Thanks Shon but the only control change I can find is wheel direction for camera tilt. I've got some good footage of the Karma ploughing into the beach at full speed while I was 'pulling' the stick the wrong way. Apart from three damaged props and a popped gimbal cover and after cleaning out the sand, all seems to be fine... but I would like to change stick direction if possible. I've been hand landing to keep it away from the sand and dirt but this crash was a doozy! The greatest risk is the the low battery triggering 'auto landing' and karma moves unexpectedly.
Ouch! So sorry!
Now that you mention it, changing the wheel direction is the only change I saw as well.

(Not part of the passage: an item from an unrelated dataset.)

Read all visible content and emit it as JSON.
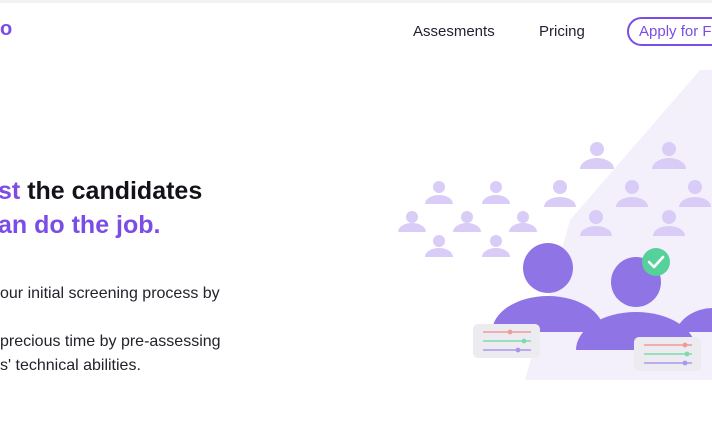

Sorry for the misinformation.
I recently saw a crash video where someone had printed out labels for their controller (up down, forward, back, etc). Im not sure how helpful that would be, especially since they crashed.
I’m pretty sure that most non-fixed wing UAVs have similar flight controls.
I was really into a VR space flight sim before I got my drone, and the controls are opposite those on my Karma. It still throws me off sometiimes as the right stick on the sim controlled altitude thrusters. What helps me is taking things slowly, especially when I’m just getting warmed up.
Practice makes perfect. I followed the advice of one UAV pilot that recommended drills. One drill is flying figure eights. One you get very confortable wih flying figure eights one direction, switch directions. You can fly to high altitude on one side, and to low altitude on the other, then after a time, you switch sides. Again, switch directions of the figure eight and alternate sides. By doing a figure eight, as opposed to linear flight, you are helping to commit the flight controls to muscle memory. You are doing too many things at once to focus exclusively on altitude. You are also getting used to controlling the drone when it is facing you. You can do these drills slowly and increase speed as you gain proficiency.
Someone once told me that even professional athletes “go back to the basics”, doing drills they’ve done, ever since they were little kids. I admit, it’s not the most interesting way to spend my time, but it certainly has helped with familiarity of the controls and how the Karma handles in the air. It’s also alowed me to have a bit more confidence in tighter spaces or under less than ideal flight conditions.